Believe it or not, our humble, sometimes hated Herring Gulls have shown one of the steepest declines of any species in the east, about 5% per year. Us bird people always say it’s probably because they closed most of the landfills and there aren’t as many fishing boats, but their primary nesting island, North Monomoy in Chatham, is also eroding away. But don’t panic, gull lovers, as the decline is most likely a return to natural population levels after being unnaturally high from all the artificial food sources at the dumps and piers.

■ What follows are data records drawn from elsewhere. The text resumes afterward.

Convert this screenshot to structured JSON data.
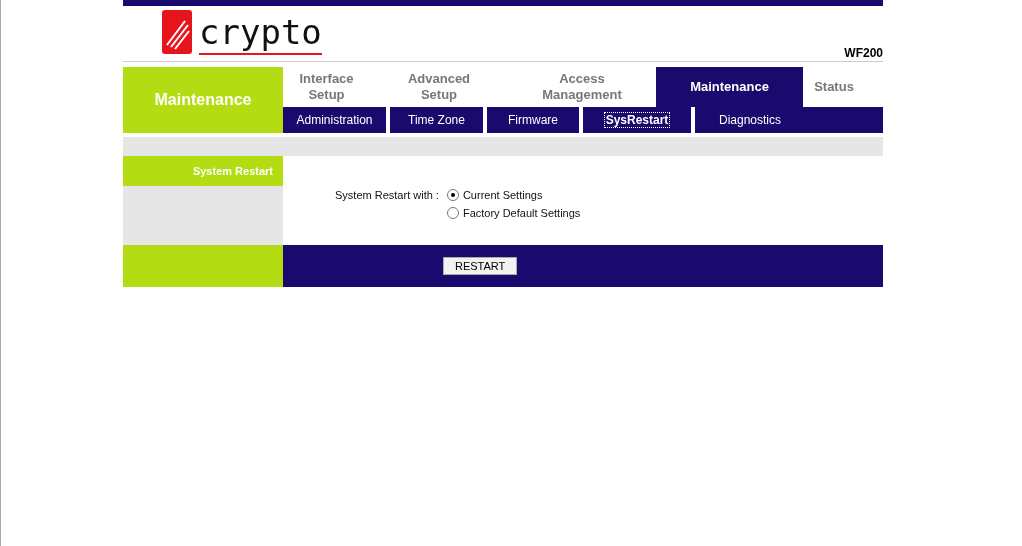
{
  "header": {
    "brand": "crypto",
    "model": "WF200"
  },
  "section_title": "Maintenance",
  "tabs": [
    {
      "label": "Interface Setup",
      "selected": false
    },
    {
      "label": "Advanced Setup",
      "selected": false
    },
    {
      "label": "Access Management",
      "selected": false
    },
    {
      "label": "Maintenance",
      "selected": true
    },
    {
      "label": "Status",
      "selected": false
    }
  ],
  "subtabs": [
    {
      "label": "Administration",
      "selected": false
    },
    {
      "label": "Time Zone",
      "selected": false
    },
    {
      "label": "Firmware",
      "selected": false
    },
    {
      "label": "SysRestart",
      "selected": true
    },
    {
      "label": "Diagnostics",
      "selected": false
    }
  ],
  "panel": {
    "title": "System Restart",
    "field_label": "System Restart with :",
    "options": [
      {
        "label": "Current Settings",
        "selected": true
      },
      {
        "label": "Factory Default Settings",
        "selected": false
      }
    ]
  },
  "button": "RESTART"
}
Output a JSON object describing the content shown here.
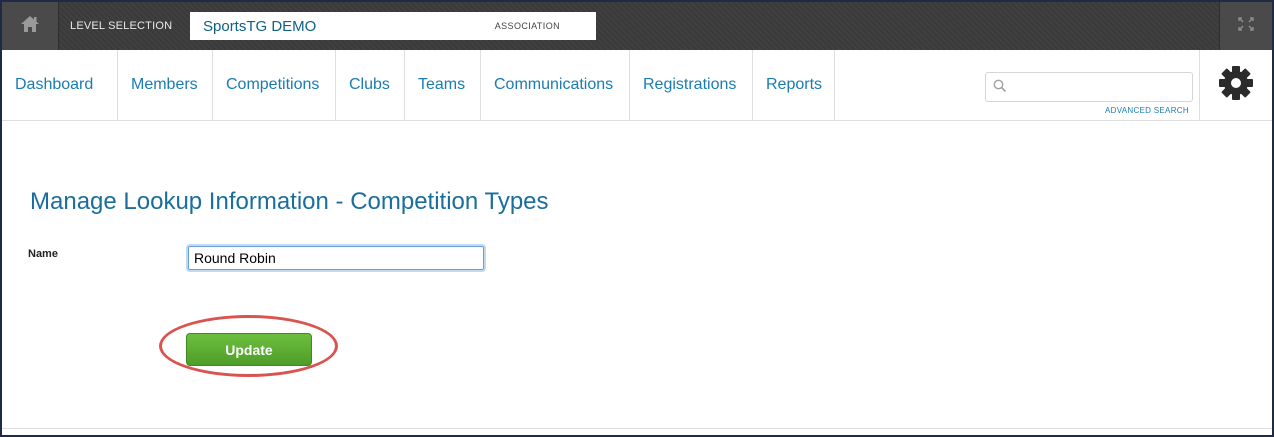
{
  "topbar": {
    "home_icon": "home-icon",
    "level_selection_label": "LEVEL SELECTION",
    "association_name": "SportsTG DEMO",
    "association_type": "ASSOCIATION",
    "expand_icon": "expand-icon"
  },
  "nav": {
    "items": [
      {
        "label": "Dashboard"
      },
      {
        "label": "Members"
      },
      {
        "label": "Competitions"
      },
      {
        "label": "Clubs"
      },
      {
        "label": "Teams"
      },
      {
        "label": "Communications"
      },
      {
        "label": "Registrations"
      },
      {
        "label": "Reports"
      }
    ],
    "search_placeholder": "",
    "search_icon": "search-icon",
    "advanced_search_label": "ADVANCED SEARCH",
    "settings_icon": "gear-icon"
  },
  "main": {
    "title": "Manage Lookup Information - Competition Types",
    "name_label": "Name",
    "name_value": "Round Robin",
    "update_label": "Update"
  },
  "colors": {
    "link_blue": "#1a7cb2",
    "title_blue": "#1a6e9e",
    "update_green": "#5aad32",
    "highlight_red": "#d9534f",
    "topbar_dark": "#3b3b3b"
  }
}
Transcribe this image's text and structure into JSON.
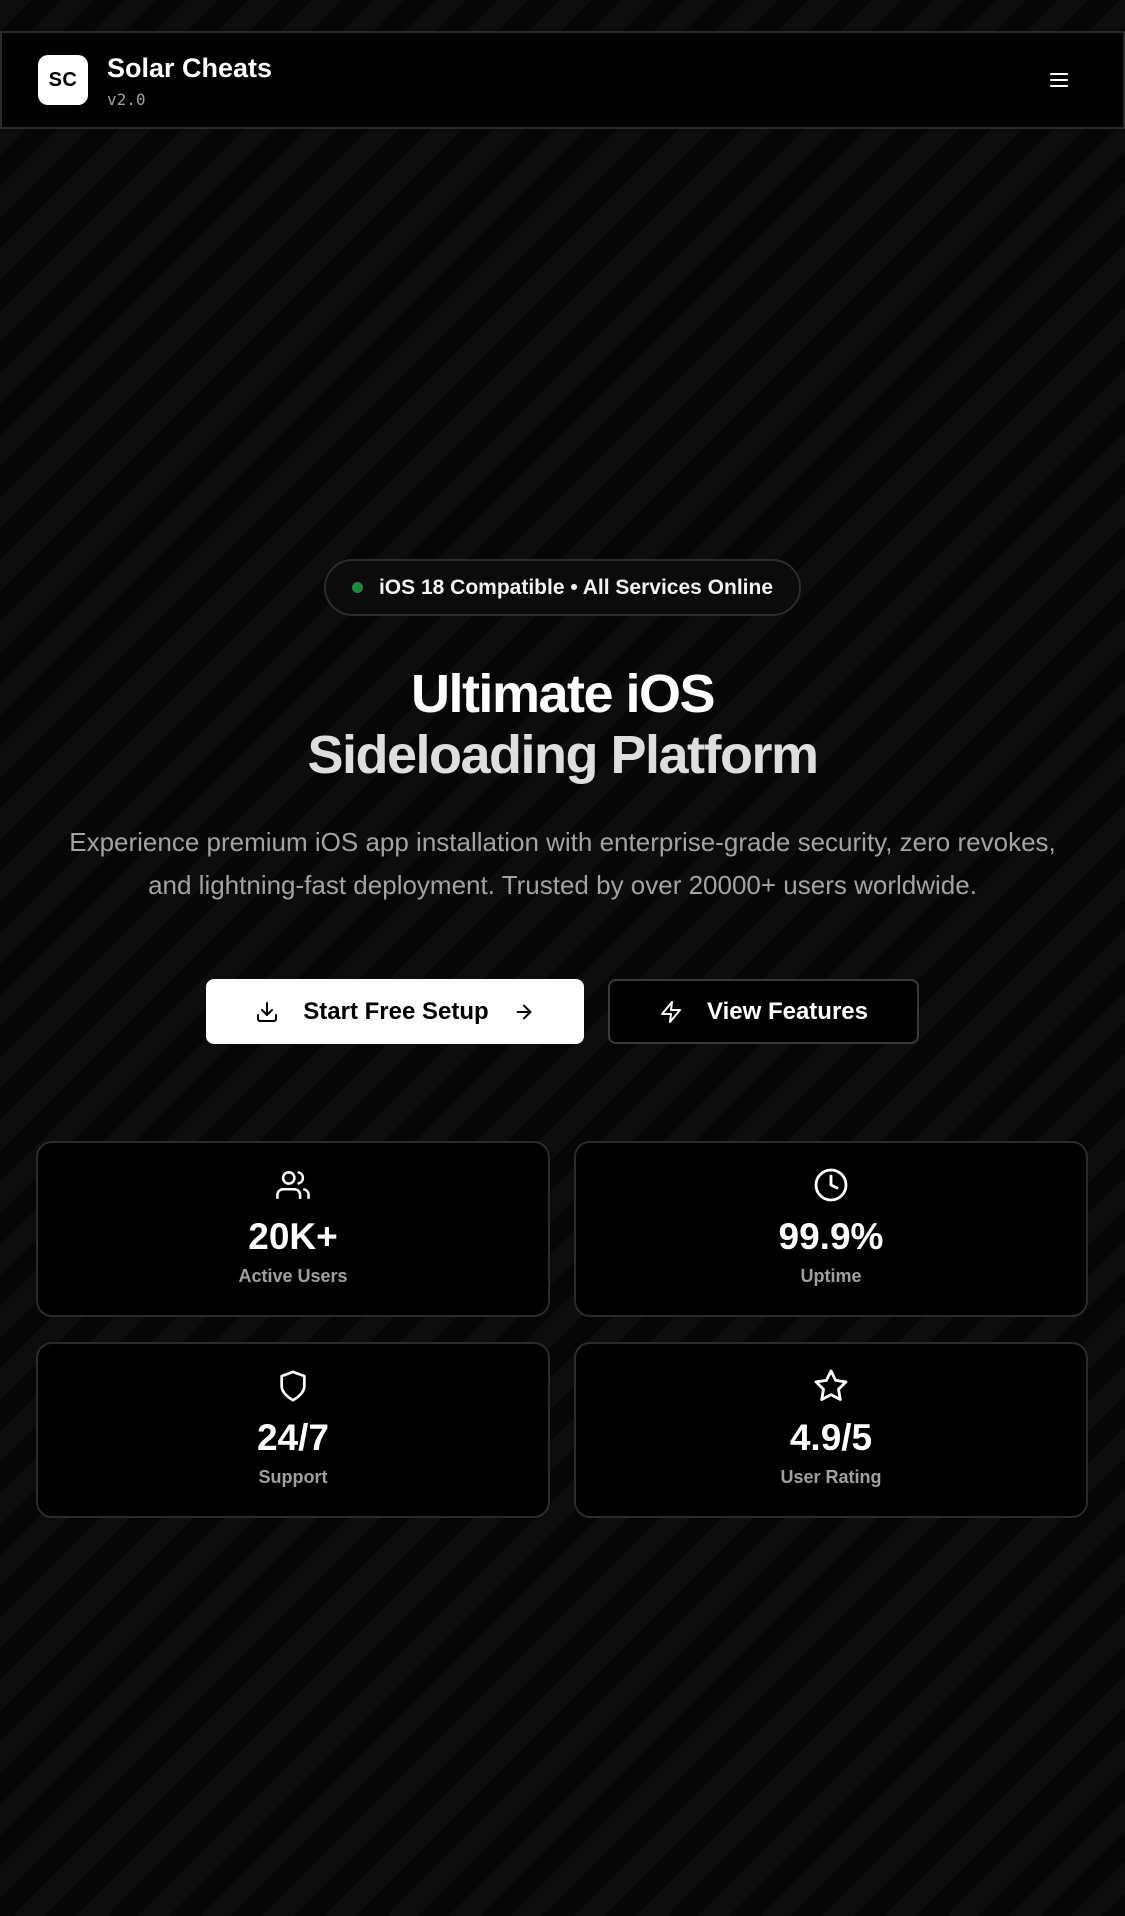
{
  "header": {
    "logo_text": "SC",
    "title": "Solar Cheats",
    "version": "v2.0",
    "menu_icon": "menu-icon"
  },
  "hero": {
    "status_text": "iOS 18 Compatible • All Services Online",
    "status_color": "#1f8a3e",
    "headline_line1": "Ultimate iOS",
    "headline_line2": "Sideloading Platform",
    "subtitle": "Experience premium iOS app installation with enterprise-grade security, zero revokes, and lightning-fast deployment. Trusted by over 20000+ users worldwide.",
    "primary_button": "Start Free Setup",
    "secondary_button": "View Features"
  },
  "stats": [
    {
      "icon": "users-icon",
      "value": "20K+",
      "label": "Active Users"
    },
    {
      "icon": "clock-icon",
      "value": "99.9%",
      "label": "Uptime"
    },
    {
      "icon": "shield-icon",
      "value": "24/7",
      "label": "Support"
    },
    {
      "icon": "star-icon",
      "value": "4.9/5",
      "label": "User Rating"
    }
  ]
}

And now, finally, for the good news! Actually, I have some bad news — I don’t have time for the good news. So we’ll definitely get to the increasing birds next time. Probably, we’ll probably get the increasing birds next time. You know, unless there’s more interesting bird news to cover. Or if I forget. But I will definitely, possibly get to the increasing birds next week.

Mark Faherty writes the Weekly Bird Report.